On July 25, Murat Karayilan, head of the PKK Political Council, predicted "the Turkish Army will attack southern Kurdistan." Turkey has a well-trained, well-equipped army of 250,000 near the border, facing some 4,000 PKK fighters hiding in the mountains of northern Iraq. But significant cross-border operations surely would bring to the PKK's side the military forces of the Kurdistan Regional Government, the best U.S. ally in Iraq.
What is Washington to do in the dilemma of two friends battling each other on an unwanted new front in Iraq? The surprising answer was given in secret briefings on Capitol Hill last week by Eric S. Edelman, a former aide to Vice President Dick Cheney and now under secretary of defense for policy. A Foreign Service officer who once was U.S. ambassador to Turkey, he revealed to lawmakers plans for a covert operation of U.S. Special Forces helping the Turks neutralize the PKK. They would behead the guerrilla organization by helping Turkey get rid of PKK leaders that they have targeted for years.

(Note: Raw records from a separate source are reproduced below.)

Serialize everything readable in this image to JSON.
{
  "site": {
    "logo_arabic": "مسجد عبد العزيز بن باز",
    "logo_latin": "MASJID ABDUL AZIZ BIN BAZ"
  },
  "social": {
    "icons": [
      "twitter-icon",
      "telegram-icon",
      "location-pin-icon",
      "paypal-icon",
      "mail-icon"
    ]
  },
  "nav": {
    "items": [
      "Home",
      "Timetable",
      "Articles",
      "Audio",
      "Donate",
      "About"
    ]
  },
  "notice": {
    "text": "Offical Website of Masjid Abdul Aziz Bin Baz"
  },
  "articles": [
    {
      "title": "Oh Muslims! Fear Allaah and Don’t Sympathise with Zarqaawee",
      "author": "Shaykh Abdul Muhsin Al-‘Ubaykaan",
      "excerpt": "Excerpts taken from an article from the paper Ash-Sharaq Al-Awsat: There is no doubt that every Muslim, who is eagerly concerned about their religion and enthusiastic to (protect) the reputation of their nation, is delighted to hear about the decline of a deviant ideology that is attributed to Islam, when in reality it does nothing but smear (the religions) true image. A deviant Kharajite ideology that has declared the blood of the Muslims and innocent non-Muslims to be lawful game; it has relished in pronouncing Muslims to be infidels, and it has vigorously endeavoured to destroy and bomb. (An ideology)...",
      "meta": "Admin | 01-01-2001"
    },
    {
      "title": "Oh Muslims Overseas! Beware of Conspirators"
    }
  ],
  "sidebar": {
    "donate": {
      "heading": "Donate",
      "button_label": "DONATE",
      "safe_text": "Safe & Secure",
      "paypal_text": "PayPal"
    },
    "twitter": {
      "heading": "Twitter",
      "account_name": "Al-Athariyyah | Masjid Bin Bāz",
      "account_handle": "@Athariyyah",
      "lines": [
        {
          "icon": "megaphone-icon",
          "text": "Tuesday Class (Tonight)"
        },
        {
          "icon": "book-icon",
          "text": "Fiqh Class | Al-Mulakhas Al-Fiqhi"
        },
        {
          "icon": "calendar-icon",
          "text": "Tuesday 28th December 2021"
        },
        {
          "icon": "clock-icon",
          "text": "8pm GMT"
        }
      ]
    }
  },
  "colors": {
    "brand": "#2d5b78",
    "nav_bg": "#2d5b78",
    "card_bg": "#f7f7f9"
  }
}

Edelman's listeners were stunned. Wasn't this risky? He responded he was sure of success, adding that the U.S. role could be concealed and always would be denied. Even if all this is true, some of the briefed lawmakers left wondering whether this was a wise policy for handling the beleaguered Kurds who had been betrayed so often by U.S. governments in years past.
The plan shows that hard experience has not dissuaded President Bush from attempting difficult ventures employing the use of force. On the contrary, two of the most intrepid supporters of the Iraq intervention -- John McCain and Lindsey Graham -- were surprised by Bush during a recent meeting with him. When they shared their impressions with colleagues, they commented on how unconcerned the president seemed. That may explain his willingness to embark on a questionable venture against the Kurds.